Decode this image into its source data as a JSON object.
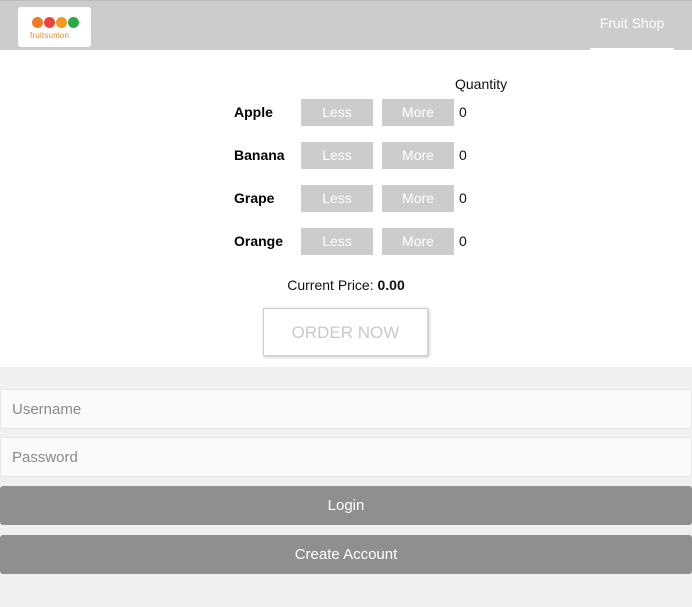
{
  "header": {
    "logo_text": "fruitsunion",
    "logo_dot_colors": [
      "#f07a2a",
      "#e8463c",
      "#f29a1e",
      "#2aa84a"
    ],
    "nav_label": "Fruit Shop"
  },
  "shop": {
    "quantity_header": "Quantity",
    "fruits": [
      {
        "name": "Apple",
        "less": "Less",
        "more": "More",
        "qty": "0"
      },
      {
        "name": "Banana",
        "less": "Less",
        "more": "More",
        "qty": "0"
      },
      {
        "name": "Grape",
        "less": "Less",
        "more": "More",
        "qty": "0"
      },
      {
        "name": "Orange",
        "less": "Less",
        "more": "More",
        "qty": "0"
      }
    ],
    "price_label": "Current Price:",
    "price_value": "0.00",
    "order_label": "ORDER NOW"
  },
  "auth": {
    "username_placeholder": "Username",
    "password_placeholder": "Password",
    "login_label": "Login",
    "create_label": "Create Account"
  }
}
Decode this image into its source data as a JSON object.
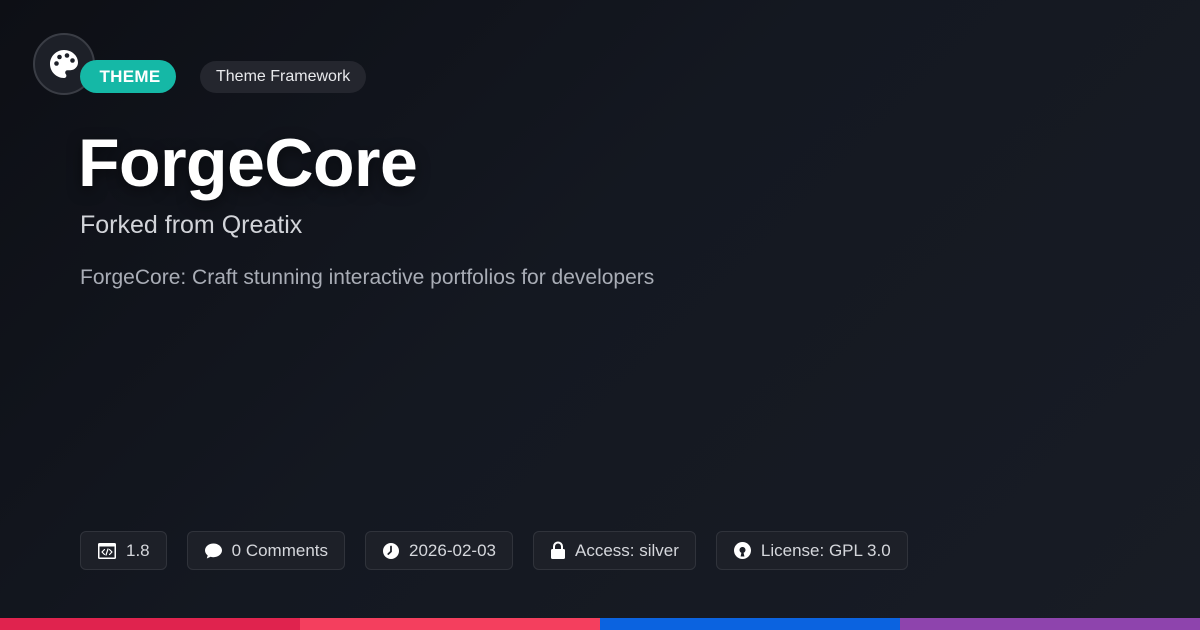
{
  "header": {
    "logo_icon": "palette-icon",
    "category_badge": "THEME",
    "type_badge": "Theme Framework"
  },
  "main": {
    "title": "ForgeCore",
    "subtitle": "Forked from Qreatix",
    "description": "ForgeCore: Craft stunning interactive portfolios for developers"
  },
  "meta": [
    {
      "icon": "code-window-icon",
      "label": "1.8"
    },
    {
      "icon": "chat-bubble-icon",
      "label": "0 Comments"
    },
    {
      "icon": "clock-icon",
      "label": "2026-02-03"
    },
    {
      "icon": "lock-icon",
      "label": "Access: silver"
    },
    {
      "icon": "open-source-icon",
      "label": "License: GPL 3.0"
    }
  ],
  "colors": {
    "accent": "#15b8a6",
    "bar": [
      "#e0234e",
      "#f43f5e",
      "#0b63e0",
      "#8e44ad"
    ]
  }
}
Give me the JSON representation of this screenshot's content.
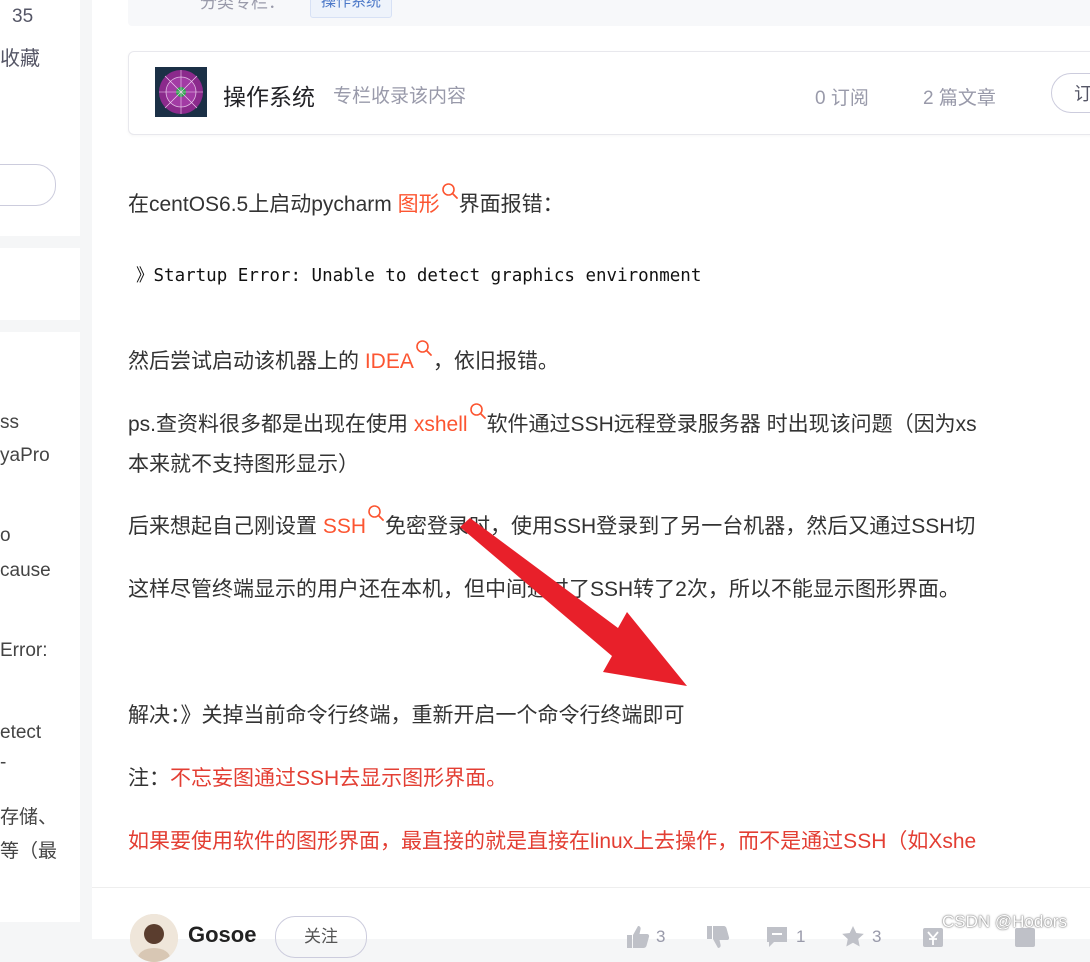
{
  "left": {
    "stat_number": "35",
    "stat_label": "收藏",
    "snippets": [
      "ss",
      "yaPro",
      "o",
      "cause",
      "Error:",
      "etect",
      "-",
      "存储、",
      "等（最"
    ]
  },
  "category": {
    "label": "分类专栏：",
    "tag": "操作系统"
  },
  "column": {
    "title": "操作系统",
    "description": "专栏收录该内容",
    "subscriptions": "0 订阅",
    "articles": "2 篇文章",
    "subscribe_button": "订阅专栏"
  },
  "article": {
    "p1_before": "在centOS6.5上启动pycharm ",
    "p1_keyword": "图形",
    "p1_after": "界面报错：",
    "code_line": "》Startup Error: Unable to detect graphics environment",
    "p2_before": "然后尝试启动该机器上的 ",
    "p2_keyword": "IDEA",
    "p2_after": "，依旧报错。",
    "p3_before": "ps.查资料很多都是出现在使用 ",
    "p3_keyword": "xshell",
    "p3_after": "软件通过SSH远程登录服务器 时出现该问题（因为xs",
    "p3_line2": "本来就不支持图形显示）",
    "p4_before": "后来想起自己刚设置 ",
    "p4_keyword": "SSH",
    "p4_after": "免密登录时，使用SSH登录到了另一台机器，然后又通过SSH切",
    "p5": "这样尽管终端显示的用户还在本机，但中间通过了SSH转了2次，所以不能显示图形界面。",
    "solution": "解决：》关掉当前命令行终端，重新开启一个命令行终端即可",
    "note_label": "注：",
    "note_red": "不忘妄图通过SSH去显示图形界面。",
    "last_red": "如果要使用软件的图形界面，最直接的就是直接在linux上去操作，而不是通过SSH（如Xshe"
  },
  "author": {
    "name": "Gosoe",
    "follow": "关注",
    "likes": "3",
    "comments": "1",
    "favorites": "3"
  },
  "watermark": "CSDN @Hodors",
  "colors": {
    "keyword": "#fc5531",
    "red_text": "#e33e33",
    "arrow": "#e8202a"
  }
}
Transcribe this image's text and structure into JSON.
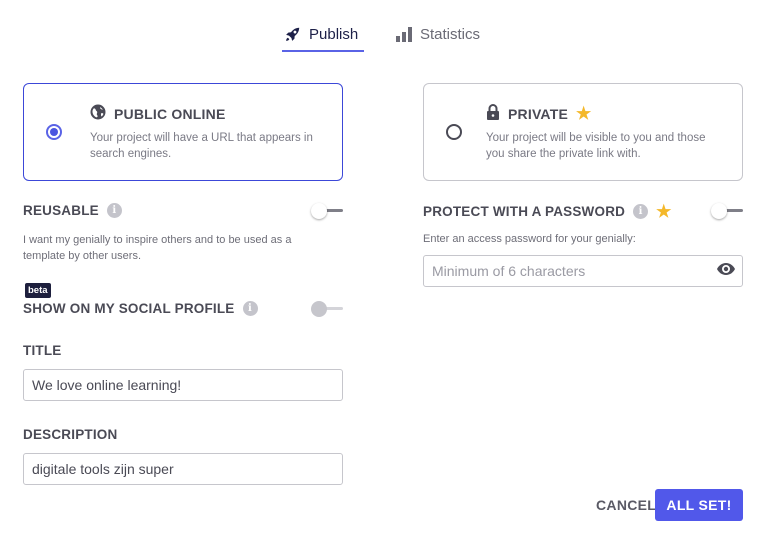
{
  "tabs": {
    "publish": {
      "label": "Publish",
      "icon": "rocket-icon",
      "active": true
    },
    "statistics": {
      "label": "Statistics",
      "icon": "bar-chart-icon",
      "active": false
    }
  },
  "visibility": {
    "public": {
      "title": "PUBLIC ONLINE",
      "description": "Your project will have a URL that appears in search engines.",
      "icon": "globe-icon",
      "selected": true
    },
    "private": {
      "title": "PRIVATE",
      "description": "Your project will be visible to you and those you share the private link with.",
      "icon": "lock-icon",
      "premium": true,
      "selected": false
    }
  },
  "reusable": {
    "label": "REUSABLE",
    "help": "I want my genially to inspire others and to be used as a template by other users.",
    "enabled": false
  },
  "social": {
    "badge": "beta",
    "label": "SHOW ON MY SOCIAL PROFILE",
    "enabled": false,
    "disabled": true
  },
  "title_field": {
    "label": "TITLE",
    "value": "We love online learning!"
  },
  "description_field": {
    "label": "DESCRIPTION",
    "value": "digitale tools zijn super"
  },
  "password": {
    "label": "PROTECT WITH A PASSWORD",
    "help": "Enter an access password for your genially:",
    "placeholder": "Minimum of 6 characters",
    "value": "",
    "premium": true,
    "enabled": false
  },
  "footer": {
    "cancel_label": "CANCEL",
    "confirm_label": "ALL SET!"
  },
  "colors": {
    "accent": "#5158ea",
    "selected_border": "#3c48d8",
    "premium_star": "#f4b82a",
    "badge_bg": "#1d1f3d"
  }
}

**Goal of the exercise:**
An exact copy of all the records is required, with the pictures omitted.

**Your response:**
Decode this image into its source data as a JSON object.
{
  "header": {
    "logo_text": "fruitsunion",
    "logo_dot_colors": [
      "#f07a2a",
      "#e8463c",
      "#f29a1e",
      "#2aa84a"
    ],
    "nav_label": "Fruit Shop"
  },
  "shop": {
    "quantity_header": "Quantity",
    "fruits": [
      {
        "name": "Apple",
        "less": "Less",
        "more": "More",
        "qty": "0"
      },
      {
        "name": "Banana",
        "less": "Less",
        "more": "More",
        "qty": "0"
      },
      {
        "name": "Grape",
        "less": "Less",
        "more": "More",
        "qty": "0"
      },
      {
        "name": "Orange",
        "less": "Less",
        "more": "More",
        "qty": "0"
      }
    ],
    "price_label": "Current Price:",
    "price_value": "0.00",
    "order_label": "ORDER NOW"
  },
  "auth": {
    "username_placeholder": "Username",
    "password_placeholder": "Password",
    "login_label": "Login",
    "create_label": "Create Account"
  }
}
Decode this image into its source data as a JSON object.
{
  "header": {
    "logo_icon": "palette-icon",
    "category_badge": "THEME",
    "type_badge": "Theme Framework"
  },
  "main": {
    "title": "ForgeCore",
    "subtitle": "Forked from Qreatix",
    "description": "ForgeCore: Craft stunning interactive portfolios for developers"
  },
  "meta": [
    {
      "icon": "code-window-icon",
      "label": "1.8"
    },
    {
      "icon": "chat-bubble-icon",
      "label": "0 Comments"
    },
    {
      "icon": "clock-icon",
      "label": "2026-02-03"
    },
    {
      "icon": "lock-icon",
      "label": "Access: silver"
    },
    {
      "icon": "open-source-icon",
      "label": "License: GPL 3.0"
    }
  ],
  "colors": {
    "accent": "#15b8a6",
    "bar": [
      "#e0234e",
      "#f43f5e",
      "#0b63e0",
      "#8e44ad"
    ]
  }
}
Give me the JSON representation of this screenshot's content.
{
  "left": {
    "stat_number": "35",
    "stat_label": "收藏",
    "snippets": [
      "ss",
      "yaPro",
      "o",
      "cause",
      "Error:",
      "etect",
      "-",
      "存储、",
      "等（最"
    ]
  },
  "category": {
    "label": "分类专栏：",
    "tag": "操作系统"
  },
  "column": {
    "title": "操作系统",
    "description": "专栏收录该内容",
    "subscriptions": "0 订阅",
    "articles": "2 篇文章",
    "subscribe_button": "订阅专栏"
  },
  "article": {
    "p1_before": "在centOS6.5上启动pycharm ",
    "p1_keyword": "图形",
    "p1_after": "界面报错：",
    "code_line": "》Startup Error: Unable to detect graphics environment",
    "p2_before": "然后尝试启动该机器上的 ",
    "p2_keyword": "IDEA",
    "p2_after": "，依旧报错。",
    "p3_before": "ps.查资料很多都是出现在使用 ",
    "p3_keyword": "xshell",
    "p3_after": "软件通过SSH远程登录服务器 时出现该问题（因为xs",
    "p3_line2": "本来就不支持图形显示）",
    "p4_before": "后来想起自己刚设置 ",
    "p4_keyword": "SSH",
    "p4_after": "免密登录时，使用SSH登录到了另一台机器，然后又通过SSH切",
    "p5": "这样尽管终端显示的用户还在本机，但中间通过了SSH转了2次，所以不能显示图形界面。",
    "solution": "解决：》关掉当前命令行终端，重新开启一个命令行终端即可",
    "note_label": "注：",
    "note_red": "不忘妄图通过SSH去显示图形界面。",
    "last_red": "如果要使用软件的图形界面，最直接的就是直接在linux上去操作，而不是通过SSH（如Xshe"
  },
  "author": {
    "name": "Gosoe",
    "follow": "关注",
    "likes": "3",
    "comments": "1",
    "favorites": "3"
  },
  "watermark": "CSDN @Hodors",
  "colors": {
    "keyword": "#fc5531",
    "red_text": "#e33e33",
    "arrow": "#e8202a"
  }
}
Transcribe this image's text and structure into JSON.
{
  "tabs": {
    "publish": {
      "label": "Publish",
      "icon": "rocket-icon",
      "active": true
    },
    "statistics": {
      "label": "Statistics",
      "icon": "bar-chart-icon",
      "active": false
    }
  },
  "visibility": {
    "public": {
      "title": "PUBLIC ONLINE",
      "description": "Your project will have a URL that appears in search engines.",
      "icon": "globe-icon",
      "selected": true
    },
    "private": {
      "title": "PRIVATE",
      "description": "Your project will be visible to you and those you share the private link with.",
      "icon": "lock-icon",
      "premium": true,
      "selected": false
    }
  },
  "reusable": {
    "label": "REUSABLE",
    "help": "I want my genially to inspire others and to be used as a template by other users.",
    "enabled": false
  },
  "social": {
    "badge": "beta",
    "label": "SHOW ON MY SOCIAL PROFILE",
    "enabled": false,
    "disabled": true
  },
  "title_field": {
    "label": "TITLE",
    "value": "We love online learning!"
  },
  "description_field": {
    "label": "DESCRIPTION",
    "value": "digitale tools zijn super"
  },
  "password": {
    "label": "PROTECT WITH A PASSWORD",
    "help": "Enter an access password for your genially:",
    "placeholder": "Minimum of 6 characters",
    "value": "",
    "premium": true,
    "enabled": false
  },
  "footer": {
    "cancel_label": "CANCEL",
    "confirm_label": "ALL SET!"
  },
  "colors": {
    "accent": "#5158ea",
    "selected_border": "#3c48d8",
    "premium_star": "#f4b82a",
    "badge_bg": "#1d1f3d"
  }
}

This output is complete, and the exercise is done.